**Problem details**
Without altering a single word, repeat the records that follow.

[Collected data]
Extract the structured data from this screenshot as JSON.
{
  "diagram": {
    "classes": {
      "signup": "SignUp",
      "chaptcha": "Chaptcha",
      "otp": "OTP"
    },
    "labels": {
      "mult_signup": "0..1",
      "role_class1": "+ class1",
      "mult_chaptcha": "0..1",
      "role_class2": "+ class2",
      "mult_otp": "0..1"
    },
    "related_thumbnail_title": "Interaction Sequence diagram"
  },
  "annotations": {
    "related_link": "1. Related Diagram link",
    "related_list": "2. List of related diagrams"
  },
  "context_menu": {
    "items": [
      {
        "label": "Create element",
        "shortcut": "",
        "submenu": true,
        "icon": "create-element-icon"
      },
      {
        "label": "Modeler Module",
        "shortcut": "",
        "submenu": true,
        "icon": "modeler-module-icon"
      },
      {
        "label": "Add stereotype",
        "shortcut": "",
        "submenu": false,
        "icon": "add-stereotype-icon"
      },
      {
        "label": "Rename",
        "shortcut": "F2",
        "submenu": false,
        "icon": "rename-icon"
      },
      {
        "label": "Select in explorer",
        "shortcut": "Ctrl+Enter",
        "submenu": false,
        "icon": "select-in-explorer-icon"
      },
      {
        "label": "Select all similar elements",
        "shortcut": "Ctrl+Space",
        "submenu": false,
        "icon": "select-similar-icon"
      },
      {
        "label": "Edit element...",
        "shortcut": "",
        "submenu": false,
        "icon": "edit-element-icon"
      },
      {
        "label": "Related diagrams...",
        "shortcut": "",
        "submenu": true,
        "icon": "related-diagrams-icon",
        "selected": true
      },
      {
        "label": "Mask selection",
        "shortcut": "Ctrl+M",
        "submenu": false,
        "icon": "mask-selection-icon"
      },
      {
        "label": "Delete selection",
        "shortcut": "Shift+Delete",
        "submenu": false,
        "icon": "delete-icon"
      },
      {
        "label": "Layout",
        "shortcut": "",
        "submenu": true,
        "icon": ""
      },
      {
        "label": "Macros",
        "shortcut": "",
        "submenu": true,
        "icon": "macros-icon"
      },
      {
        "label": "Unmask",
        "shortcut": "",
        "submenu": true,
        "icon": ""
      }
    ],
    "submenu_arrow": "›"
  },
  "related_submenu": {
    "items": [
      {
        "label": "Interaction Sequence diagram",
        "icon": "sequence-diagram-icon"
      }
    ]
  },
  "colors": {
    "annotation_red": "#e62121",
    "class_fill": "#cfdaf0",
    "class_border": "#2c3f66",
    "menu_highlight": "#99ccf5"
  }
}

**Solution for this exercise**
Extract the structured data from this screenshot as JSON.
{
  "diagram": {
    "classes": {
      "signup": "SignUp",
      "chaptcha": "Chaptcha",
      "otp": "OTP"
    },
    "labels": {
      "mult_signup": "0..1",
      "role_class1": "+ class1",
      "mult_chaptcha": "0..1",
      "role_class2": "+ class2",
      "mult_otp": "0..1"
    },
    "related_thumbnail_title": "Interaction Sequence diagram"
  },
  "annotations": {
    "related_link": "1. Related Diagram link",
    "related_list": "2. List of related diagrams"
  },
  "context_menu": {
    "items": [
      {
        "label": "Create element",
        "shortcut": "",
        "submenu": true,
        "icon": "create-element-icon"
      },
      {
        "label": "Modeler Module",
        "shortcut": "",
        "submenu": true,
        "icon": "modeler-module-icon"
      },
      {
        "label": "Add stereotype",
        "shortcut": "",
        "submenu": false,
        "icon": "add-stereotype-icon"
      },
      {
        "label": "Rename",
        "shortcut": "F2",
        "submenu": false,
        "icon": "rename-icon"
      },
      {
        "label": "Select in explorer",
        "shortcut": "Ctrl+Enter",
        "submenu": false,
        "icon": "select-in-explorer-icon"
      },
      {
        "label": "Select all similar elements",
        "shortcut": "Ctrl+Space",
        "submenu": false,
        "icon": "select-similar-icon"
      },
      {
        "label": "Edit element...",
        "shortcut": "",
        "submenu": false,
        "icon": "edit-element-icon"
      },
      {
        "label": "Related diagrams...",
        "shortcut": "",
        "submenu": true,
        "icon": "related-diagrams-icon",
        "selected": true
      },
      {
        "label": "Mask selection",
        "shortcut": "Ctrl+M",
        "submenu": false,
        "icon": "mask-selection-icon"
      },
      {
        "label": "Delete selection",
        "shortcut": "Shift+Delete",
        "submenu": false,
        "icon": "delete-icon"
      },
      {
        "label": "Layout",
        "shortcut": "",
        "submenu": true,
        "icon": ""
      },
      {
        "label": "Macros",
        "shortcut": "",
        "submenu": true,
        "icon": "macros-icon"
      },
      {
        "label": "Unmask",
        "shortcut": "",
        "submenu": true,
        "icon": ""
      }
    ],
    "submenu_arrow": "›"
  },
  "related_submenu": {
    "items": [
      {
        "label": "Interaction Sequence diagram",
        "icon": "sequence-diagram-icon"
      }
    ]
  },
  "colors": {
    "annotation_red": "#e62121",
    "class_fill": "#cfdaf0",
    "class_border": "#2c3f66",
    "menu_highlight": "#99ccf5"
  }
}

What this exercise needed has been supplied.